Stretching across several panels, the panorama reveals the entire west side length of the block from 66 years ago. It's incredibly crisp, showing every detail of the record shops, art supply stores, and bookstores, the light lunch joints and neon-sign restaurants. The second-story businesses specialize in typewriter repairs, a school for "talking picture operating," a Spanish-American billiard parlor.

Most of the people walking on the sidewalk are men, with only two or three women among them, and they're almost all in hats.



Gazing at it, the image feels like a window into the past, a fantasy disturbed only by the passersby of 2014, looking down into their phones, not paying attention to what's in front of them. If only you could step through the glass and into that lost world.




11 comments:

laura r. said...

the 2nd photo is amazing. it still looked like that for @ least 20 plus yrs after 1948.

Anonymous said...

And Im sure that even back then someone was wringing their hands
and lamenting the passing of "Ol'
New York" and lambasting the new stores with their loud obnoxious neon wah-wah,boo-hoo,rending
their garments and beating their
breasts Mea Culpa, Mea Culpa,
Mea Caca Culpa Dulpa....

BrooksNYC said...

Jeremiah, I love it when you post comments by the idiocracy, and without further commentary, allow the idiocy to speak for itself.

Incredible photo. I, like you, would give anything to jump into that world.

Walter said...

You're absolutely right, Laura. In 1970 I lived in a rooming house at 120 West 44th Street, and this picture is exactly how I remember Sixth Ave. On some of the street signs it also said "Avenue of the Americas", though I never heard anyone refer to it by that name.

Anonymous said...

I was surprised to see the "Avenue of the Americas" sign. I always figured that was 1960's nonsense.

Renée M. said...

I am 56 years old, so this photo predates my birth by at least 10 years, and I think it's telling that I would feel more comfortable in 1948 New York than the one that exists now. That street is a glass box jungle today. Is that really an improvement? The city is becoming nothing but office buildings, hipster condos., chain stores and trendy hot spots. We're living in the "Biff's World" of "Back to the Future II". Or as someone else so aptly put it, "Bloomberg's dystopia".

Gojira said...

I want to buy 9 cent records and to shoot a few rounds at the Spanish American Billiard Parlor, followed by one of Christy's Healthy Drinks, and then I want to hop into one of those giant two-tone cabs and go to my 1948 apartment, never to see the New York of the 21st century again. That is what I want.

laura r. said...

isnt west 44 st. restuarant row? or it that west 46th? mid town now is not managable.

Anonymous said...

Jeremiah/Brooks/Renee M

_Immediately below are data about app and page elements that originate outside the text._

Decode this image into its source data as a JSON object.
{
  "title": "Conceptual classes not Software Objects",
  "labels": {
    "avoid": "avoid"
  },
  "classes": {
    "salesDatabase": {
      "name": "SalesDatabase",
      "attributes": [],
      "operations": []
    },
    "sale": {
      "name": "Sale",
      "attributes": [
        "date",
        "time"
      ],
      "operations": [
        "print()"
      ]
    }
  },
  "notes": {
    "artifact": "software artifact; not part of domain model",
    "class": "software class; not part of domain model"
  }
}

Please keep some historical perspective when you opine how wonderful NYC must have been in 1948 and how you want to jump into that photo. if you were a white male WW2 vet it was great. if you were black/asian/latino/gay/lesbian it wasnt fun at all. Please remember this is pre civil rights act- discrimination was legal for housing/employment-abortions were in alleys- women didnt go to college or work - they stayed at home and had kids- if a woman was raped/assaulted the NYPD didnt bother to do anything- and the subway wasnt air conditioned either

Anonymous said...

I think this is a beautiful photo, but as a lesbian and a working woman, there is no way I would want to jump back to the New York of 1948!

Walter said...

West 46th Street was considered "Restaurant Row".
West 44th Street housed the famous Technicolor Motion Picture Lab and some other movie related facilities.